PROBLEM STATEMENT: Would you set down every line of the data below exactly as it reads?

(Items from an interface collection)

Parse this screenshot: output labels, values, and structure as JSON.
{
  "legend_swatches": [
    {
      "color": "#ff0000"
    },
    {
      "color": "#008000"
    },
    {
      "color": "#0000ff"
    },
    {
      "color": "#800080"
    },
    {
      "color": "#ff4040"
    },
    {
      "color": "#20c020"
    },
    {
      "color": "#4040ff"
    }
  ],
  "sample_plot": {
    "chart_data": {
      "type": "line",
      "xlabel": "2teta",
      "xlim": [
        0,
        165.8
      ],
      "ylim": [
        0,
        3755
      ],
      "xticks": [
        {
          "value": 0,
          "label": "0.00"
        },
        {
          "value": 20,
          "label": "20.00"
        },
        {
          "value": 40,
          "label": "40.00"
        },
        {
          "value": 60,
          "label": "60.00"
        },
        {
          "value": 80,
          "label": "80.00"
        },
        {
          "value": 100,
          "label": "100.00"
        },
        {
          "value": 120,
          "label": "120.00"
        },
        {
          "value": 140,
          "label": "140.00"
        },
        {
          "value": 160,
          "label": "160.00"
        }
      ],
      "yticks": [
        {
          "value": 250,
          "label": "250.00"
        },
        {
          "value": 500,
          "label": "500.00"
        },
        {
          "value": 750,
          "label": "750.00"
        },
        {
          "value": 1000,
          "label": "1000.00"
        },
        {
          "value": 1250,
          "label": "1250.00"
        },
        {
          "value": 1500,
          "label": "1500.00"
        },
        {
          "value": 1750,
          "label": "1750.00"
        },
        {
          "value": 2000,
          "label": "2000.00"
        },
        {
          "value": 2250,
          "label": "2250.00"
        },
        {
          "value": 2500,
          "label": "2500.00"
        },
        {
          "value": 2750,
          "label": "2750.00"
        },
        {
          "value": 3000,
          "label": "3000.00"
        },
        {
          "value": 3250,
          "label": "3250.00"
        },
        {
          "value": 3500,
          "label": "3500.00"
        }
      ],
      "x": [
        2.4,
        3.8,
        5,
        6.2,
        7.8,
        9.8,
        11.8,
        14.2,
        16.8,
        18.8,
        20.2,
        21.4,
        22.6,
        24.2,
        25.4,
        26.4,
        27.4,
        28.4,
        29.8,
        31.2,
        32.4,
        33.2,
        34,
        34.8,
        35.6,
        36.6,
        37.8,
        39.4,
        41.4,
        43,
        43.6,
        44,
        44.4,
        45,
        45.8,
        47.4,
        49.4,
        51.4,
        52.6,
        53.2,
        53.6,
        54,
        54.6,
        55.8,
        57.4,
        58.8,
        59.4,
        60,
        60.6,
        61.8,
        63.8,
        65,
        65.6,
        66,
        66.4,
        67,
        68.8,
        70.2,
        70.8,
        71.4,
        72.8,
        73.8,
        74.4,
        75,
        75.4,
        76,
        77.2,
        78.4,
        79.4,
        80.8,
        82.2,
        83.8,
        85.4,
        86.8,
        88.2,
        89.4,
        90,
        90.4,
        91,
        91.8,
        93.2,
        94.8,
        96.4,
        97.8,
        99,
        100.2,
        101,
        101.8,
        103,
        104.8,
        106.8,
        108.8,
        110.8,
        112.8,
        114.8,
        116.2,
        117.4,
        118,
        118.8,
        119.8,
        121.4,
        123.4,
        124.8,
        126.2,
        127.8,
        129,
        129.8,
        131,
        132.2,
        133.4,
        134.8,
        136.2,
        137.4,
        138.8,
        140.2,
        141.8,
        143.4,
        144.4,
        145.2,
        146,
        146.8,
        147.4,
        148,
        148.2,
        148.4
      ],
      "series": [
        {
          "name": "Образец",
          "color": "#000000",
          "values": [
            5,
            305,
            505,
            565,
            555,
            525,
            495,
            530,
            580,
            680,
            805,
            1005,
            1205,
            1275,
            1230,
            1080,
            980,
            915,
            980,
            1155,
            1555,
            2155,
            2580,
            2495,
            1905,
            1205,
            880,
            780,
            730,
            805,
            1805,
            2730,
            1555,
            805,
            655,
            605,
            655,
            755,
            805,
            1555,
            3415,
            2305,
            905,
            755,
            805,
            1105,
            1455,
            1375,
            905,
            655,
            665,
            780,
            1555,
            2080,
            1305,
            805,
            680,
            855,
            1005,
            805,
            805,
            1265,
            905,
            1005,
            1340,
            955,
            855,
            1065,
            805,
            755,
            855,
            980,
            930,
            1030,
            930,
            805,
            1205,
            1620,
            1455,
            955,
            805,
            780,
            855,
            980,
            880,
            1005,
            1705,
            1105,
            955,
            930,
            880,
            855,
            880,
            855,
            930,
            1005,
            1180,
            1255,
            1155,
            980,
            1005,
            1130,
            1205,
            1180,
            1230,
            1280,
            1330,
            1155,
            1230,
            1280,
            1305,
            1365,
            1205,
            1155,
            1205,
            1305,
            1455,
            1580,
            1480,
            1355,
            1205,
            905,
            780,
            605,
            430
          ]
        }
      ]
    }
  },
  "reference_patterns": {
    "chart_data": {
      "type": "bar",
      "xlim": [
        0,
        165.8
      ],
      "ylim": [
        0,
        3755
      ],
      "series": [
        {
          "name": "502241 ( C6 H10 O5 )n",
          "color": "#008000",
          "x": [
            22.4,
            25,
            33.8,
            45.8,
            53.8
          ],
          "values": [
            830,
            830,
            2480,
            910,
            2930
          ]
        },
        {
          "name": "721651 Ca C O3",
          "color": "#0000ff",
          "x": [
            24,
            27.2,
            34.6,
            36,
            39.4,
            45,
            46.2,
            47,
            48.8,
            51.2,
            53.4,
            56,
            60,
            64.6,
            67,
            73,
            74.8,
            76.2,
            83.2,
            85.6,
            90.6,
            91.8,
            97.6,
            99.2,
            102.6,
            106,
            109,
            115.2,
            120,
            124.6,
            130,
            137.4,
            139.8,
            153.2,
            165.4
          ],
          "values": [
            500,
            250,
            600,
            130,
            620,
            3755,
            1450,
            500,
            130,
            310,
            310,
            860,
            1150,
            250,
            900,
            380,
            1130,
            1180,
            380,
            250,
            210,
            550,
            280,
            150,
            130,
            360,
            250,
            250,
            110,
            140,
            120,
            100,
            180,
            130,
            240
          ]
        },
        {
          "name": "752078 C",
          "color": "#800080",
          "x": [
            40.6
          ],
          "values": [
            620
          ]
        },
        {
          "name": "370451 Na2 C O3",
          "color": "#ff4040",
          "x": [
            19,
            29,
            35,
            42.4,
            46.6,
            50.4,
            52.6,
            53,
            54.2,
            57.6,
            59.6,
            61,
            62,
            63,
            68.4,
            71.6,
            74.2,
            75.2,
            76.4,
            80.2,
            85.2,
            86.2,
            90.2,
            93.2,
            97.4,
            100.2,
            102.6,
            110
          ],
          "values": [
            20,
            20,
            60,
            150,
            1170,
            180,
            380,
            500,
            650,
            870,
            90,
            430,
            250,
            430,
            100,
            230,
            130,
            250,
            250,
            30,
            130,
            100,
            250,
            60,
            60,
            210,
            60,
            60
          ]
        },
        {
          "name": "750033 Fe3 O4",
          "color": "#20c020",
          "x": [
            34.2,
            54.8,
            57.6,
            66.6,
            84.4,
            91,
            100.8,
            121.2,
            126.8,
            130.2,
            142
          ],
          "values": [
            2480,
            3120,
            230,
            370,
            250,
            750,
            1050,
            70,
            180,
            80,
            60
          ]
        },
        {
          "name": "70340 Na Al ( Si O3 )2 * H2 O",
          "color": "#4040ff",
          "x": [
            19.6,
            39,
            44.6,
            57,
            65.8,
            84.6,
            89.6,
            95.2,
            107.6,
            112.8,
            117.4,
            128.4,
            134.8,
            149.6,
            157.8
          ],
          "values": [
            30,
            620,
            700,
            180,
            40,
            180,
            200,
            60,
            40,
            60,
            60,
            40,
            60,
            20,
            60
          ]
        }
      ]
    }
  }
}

OUTPUT BELOW:
Parse this screenshot: output labels, values, and structure as JSON.
{
  "legend_swatches": [
    {
      "color": "#ff0000"
    },
    {
      "color": "#008000"
    },
    {
      "color": "#0000ff"
    },
    {
      "color": "#800080"
    },
    {
      "color": "#ff4040"
    },
    {
      "color": "#20c020"
    },
    {
      "color": "#4040ff"
    }
  ],
  "sample_plot": {
    "chart_data": {
      "type": "line",
      "xlabel": "2teta",
      "xlim": [
        0,
        165.8
      ],
      "ylim": [
        0,
        3755
      ],
      "xticks": [
        {
          "value": 0,
          "label": "0.00"
        },
        {
          "value": 20,
          "label": "20.00"
        },
        {
          "value": 40,
          "label": "40.00"
        },
        {
          "value": 60,
          "label": "60.00"
        },
        {
          "value": 80,
          "label": "80.00"
        },
        {
          "value": 100,
          "label": "100.00"
        },
        {
          "value": 120,
          "label": "120.00"
        },
        {
          "value": 140,
          "label": "140.00"
        },
        {
          "value": 160,
          "label": "160.00"
        }
      ],
      "yticks": [
        {
          "value": 250,
          "label": "250.00"
        },
        {
          "value": 500,
          "label": "500.00"
        },
        {
          "value": 750,
          "label": "750.00"
        },
        {
          "value": 1000,
          "label": "1000.00"
        },
        {
          "value": 1250,
          "label": "1250.00"
        },
        {
          "value": 1500,
          "label": "1500.00"
        },
        {
          "value": 1750,
          "label": "1750.00"
        },
        {
          "value": 2000,
          "label": "2000.00"
        },
        {
          "value": 2250,
          "label": "2250.00"
        },
        {
          "value": 2500,
          "label": "2500.00"
        },
        {
          "value": 2750,
          "label": "2750.00"
        },
        {
          "value": 3000,
          "label": "3000.00"
        },
        {
          "value": 3250,
          "label": "3250.00"
        },
        {
          "value": 3500,
          "label": "3500.00"
        }
      ],
      "x": [
        2.4,
        3.8,
        5,
        6.2,
        7.8,
        9.8,
        11.8,
        14.2,
        16.8,
        18.8,
        20.2,
        21.4,
        22.6,
        24.2,
        25.4,
        26.4,
        27.4,
        28.4,
        29.8,
        31.2,
        32.4,
        33.2,
        34,
        34.8,
        35.6,
        36.6,
        37.8,
        39.4,
        41.4,
        43,
        43.6,
        44,
        44.4,
        45,
        45.8,
        47.4,
        49.4,
        51.4,
        52.6,
        53.2,
        53.6,
        54,
        54.6,
        55.8,
        57.4,
        58.8,
        59.4,
        60,
        60.6,
        61.8,
        63.8,
        65,
        65.6,
        66,
        66.4,
        67,
        68.8,
        70.2,
        70.8,
        71.4,
        72.8,
        73.8,
        74.4,
        75,
        75.4,
        76,
        77.2,
        78.4,
        79.4,
        80.8,
        82.2,
        83.8,
        85.4,
        86.8,
        88.2,
        89.4,
        90,
        90.4,
        91,
        91.8,
        93.2,
        94.8,
        96.4,
        97.8,
        99,
        100.2,
        101,
        101.8,
        103,
        104.8,
        106.8,
        108.8,
        110.8,
        112.8,
        114.8,
        116.2,
        117.4,
        118,
        118.8,
        119.8,
        121.4,
        123.4,
        124.8,
        126.2,
        127.8,
        129,
        129.8,
        131,
        132.2,
        133.4,
        134.8,
        136.2,
        137.4,
        138.8,
        140.2,
        141.8,
        143.4,
        144.4,
        145.2,
        146,
        146.8,
        147.4,
        148,
        148.2,
        148.4
      ],
      "series": [
        {
          "name": "Образец",
          "color": "#000000",
          "values": [
            5,
            305,
            505,
            565,
            555,
            525,
            495,
            530,
            580,
            680,
            805,
            1005,
            1205,
            1275,
            1230,
            1080,
            980,
            915,
            980,
            1155,
            1555,
            2155,
            2580,
            2495,
            1905,
            1205,
            880,
            780,
            730,
            805,
            1805,
            2730,
            1555,
            805,
            655,
            605,
            655,
            755,
            805,
            1555,
            3415,
            2305,
            905,
            755,
            805,
            1105,
            1455,
            1375,
            905,
            655,
            665,
            780,
            1555,
            2080,
            1305,
            805,
            680,
            855,
            1005,
            805,
            805,
            1265,
            905,
            1005,
            1340,
            955,
            855,
            1065,
            805,
            755,
            855,
            980,
            930,
            1030,
            930,
            805,
            1205,
            1620,
            1455,
            955,
            805,
            780,
            855,
            980,
            880,
            1005,
            1705,
            1105,
            955,
            930,
            880,
            855,
            880,
            855,
            930,
            1005,
            1180,
            1255,
            1155,
            980,
            1005,
            1130,
            1205,
            1180,
            1230,
            1280,
            1330,
            1155,
            1230,
            1280,
            1305,
            1365,
            1205,
            1155,
            1205,
            1305,
            1455,
            1580,
            1480,
            1355,
            1205,
            905,
            780,
            605,
            430
          ]
        }
      ]
    }
  },
  "reference_patterns": {
    "chart_data": {
      "type": "bar",
      "xlim": [
        0,
        165.8
      ],
      "ylim": [
        0,
        3755
      ],
      "series": [
        {
          "name": "502241 ( C6 H10 O5 )n",
          "color": "#008000",
          "x": [
            22.4,
            25,
            33.8,
            45.8,
            53.8
          ],
          "values": [
            830,
            830,
            2480,
            910,
            2930
          ]
        },
        {
          "name": "721651 Ca C O3",
          "color": "#0000ff",
          "x": [
            24,
            27.2,
            34.6,
            36,
            39.4,
            45,
            46.2,
            47,
            48.8,
            51.2,
            53.4,
            56,
            60,
            64.6,
            67,
            73,
            74.8,
            76.2,
            83.2,
            85.6,
            90.6,
            91.8,
            97.6,
            99.2,
            102.6,
            106,
            109,
            115.2,
            120,
            124.6,
            130,
            137.4,
            139.8,
            153.2,
            165.4
          ],
          "values": [
            500,
            250,
            600,
            130,
            620,
            3755,
            1450,
            500,
            130,
            310,
            310,
            860,
            1150,
            250,
            900,
            380,
            1130,
            1180,
            380,
            250,
            210,
            550,
            280,
            150,
            130,
            360,
            250,
            250,
            110,
            140,
            120,
            100,
            180,
            130,
            240
          ]
        },
        {
          "name": "752078 C",
          "color": "#800080",
          "x": [
            40.6
          ],
          "values": [
            620
          ]
        },
        {
          "name": "370451 Na2 C O3",
          "color": "#ff4040",
          "x": [
            19,
            29,
            35,
            42.4,
            46.6,
            50.4,
            52.6,
            53,
            54.2,
            57.6,
            59.6,
            61,
            62,
            63,
            68.4,
            71.6,
            74.2,
            75.2,
            76.4,
            80.2,
            85.2,
            86.2,
            90.2,
            93.2,
            97.4,
            100.2,
            102.6,
            110
          ],
          "values": [
            20,
            20,
            60,
            150,
            1170,
            180,
            380,
            500,
            650,
            870,
            90,
            430,
            250,
            430,
            100,
            230,
            130,
            250,
            250,
            30,
            130,
            100,
            250,
            60,
            60,
            210,
            60,
            60
          ]
        },
        {
          "name": "750033 Fe3 O4",
          "color": "#20c020",
          "x": [
            34.2,
            54.8,
            57.6,
            66.6,
            84.4,
            91,
            100.8,
            121.2,
            126.8,
            130.2,
            142
          ],
          "values": [
            2480,
            3120,
            230,
            370,
            250,
            750,
            1050,
            70,
            180,
            80,
            60
          ]
        },
        {
          "name": "70340 Na Al ( Si O3 )2 * H2 O",
          "color": "#4040ff",
          "x": [
            19.6,
            39,
            44.6,
            57,
            65.8,
            84.6,
            89.6,
            95.2,
            107.6,
            112.8,
            117.4,
            128.4,
            134.8,
            149.6,
            157.8
          ],
          "values": [
            30,
            620,
            700,
            180,
            40,
            180,
            200,
            60,
            40,
            60,
            60,
            40,
            60,
            20,
            60
          ]
        }
      ]
    }
  }
}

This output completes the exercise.